## Work instruction
Scan the entries below and tally the lines that include "String". Return nothing but the tally.

## Extracted entries
┌────────
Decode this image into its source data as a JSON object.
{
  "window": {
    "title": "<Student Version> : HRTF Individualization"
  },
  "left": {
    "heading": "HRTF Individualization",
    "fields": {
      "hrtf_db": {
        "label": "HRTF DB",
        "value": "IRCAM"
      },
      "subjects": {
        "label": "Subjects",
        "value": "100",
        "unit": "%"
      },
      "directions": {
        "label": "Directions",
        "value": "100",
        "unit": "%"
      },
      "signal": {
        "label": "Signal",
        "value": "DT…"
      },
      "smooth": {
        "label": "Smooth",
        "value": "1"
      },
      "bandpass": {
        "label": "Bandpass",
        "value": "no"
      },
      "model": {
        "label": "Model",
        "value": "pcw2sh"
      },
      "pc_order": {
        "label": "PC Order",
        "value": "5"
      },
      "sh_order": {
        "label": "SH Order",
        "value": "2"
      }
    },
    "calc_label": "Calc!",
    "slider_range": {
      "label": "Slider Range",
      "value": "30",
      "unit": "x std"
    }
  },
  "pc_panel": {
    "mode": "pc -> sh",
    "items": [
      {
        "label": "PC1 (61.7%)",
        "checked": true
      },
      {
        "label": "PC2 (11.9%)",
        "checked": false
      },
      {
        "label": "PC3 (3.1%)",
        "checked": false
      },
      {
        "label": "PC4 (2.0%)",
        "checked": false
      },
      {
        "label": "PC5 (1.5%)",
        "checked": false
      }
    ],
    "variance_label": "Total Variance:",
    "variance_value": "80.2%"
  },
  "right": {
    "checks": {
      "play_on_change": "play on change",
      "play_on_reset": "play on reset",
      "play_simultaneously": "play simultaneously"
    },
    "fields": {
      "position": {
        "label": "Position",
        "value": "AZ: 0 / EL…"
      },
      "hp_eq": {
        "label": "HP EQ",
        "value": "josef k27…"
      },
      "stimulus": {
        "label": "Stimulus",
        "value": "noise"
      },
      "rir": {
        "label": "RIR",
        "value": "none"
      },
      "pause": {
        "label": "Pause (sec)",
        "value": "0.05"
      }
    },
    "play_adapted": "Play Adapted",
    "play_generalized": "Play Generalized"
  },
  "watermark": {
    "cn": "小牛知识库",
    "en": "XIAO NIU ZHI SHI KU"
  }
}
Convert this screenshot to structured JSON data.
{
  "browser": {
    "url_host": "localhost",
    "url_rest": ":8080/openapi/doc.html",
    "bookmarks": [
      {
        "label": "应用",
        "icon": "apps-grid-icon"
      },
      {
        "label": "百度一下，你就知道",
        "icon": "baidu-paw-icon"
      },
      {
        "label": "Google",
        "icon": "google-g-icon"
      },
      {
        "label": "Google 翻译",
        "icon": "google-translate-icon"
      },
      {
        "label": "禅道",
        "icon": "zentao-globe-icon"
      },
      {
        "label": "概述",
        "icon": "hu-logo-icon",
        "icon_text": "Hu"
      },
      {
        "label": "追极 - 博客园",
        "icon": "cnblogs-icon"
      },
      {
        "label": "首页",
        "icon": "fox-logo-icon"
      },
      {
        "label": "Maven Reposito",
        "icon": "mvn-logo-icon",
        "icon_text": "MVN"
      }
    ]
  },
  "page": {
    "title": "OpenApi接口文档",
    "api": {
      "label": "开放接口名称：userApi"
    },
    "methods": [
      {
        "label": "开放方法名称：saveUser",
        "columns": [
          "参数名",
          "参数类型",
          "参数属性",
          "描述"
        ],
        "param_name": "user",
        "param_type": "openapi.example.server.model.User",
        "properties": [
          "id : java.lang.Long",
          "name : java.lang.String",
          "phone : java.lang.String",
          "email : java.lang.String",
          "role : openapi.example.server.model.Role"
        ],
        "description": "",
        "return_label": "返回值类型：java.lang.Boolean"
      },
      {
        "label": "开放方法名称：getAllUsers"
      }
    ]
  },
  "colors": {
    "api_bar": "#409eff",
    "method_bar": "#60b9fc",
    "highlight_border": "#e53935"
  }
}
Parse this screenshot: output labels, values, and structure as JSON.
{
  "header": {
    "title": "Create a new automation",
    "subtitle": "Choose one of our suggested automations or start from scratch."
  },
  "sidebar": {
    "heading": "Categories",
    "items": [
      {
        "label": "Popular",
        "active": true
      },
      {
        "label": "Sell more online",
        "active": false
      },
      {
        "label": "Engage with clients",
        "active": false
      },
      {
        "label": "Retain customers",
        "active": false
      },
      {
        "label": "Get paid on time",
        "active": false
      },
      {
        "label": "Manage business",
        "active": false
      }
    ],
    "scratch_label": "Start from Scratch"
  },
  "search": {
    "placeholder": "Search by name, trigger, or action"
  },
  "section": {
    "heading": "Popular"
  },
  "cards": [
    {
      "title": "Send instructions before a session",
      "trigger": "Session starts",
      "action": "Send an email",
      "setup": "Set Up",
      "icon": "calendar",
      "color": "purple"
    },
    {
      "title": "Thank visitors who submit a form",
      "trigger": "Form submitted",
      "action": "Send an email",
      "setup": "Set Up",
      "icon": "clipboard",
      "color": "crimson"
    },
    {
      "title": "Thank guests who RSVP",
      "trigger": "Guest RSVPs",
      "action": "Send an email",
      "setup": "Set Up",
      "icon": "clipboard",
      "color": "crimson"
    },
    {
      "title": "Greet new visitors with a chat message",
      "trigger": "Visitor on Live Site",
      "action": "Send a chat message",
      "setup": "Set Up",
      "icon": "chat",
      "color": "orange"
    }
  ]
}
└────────
## Solution to the exercise
3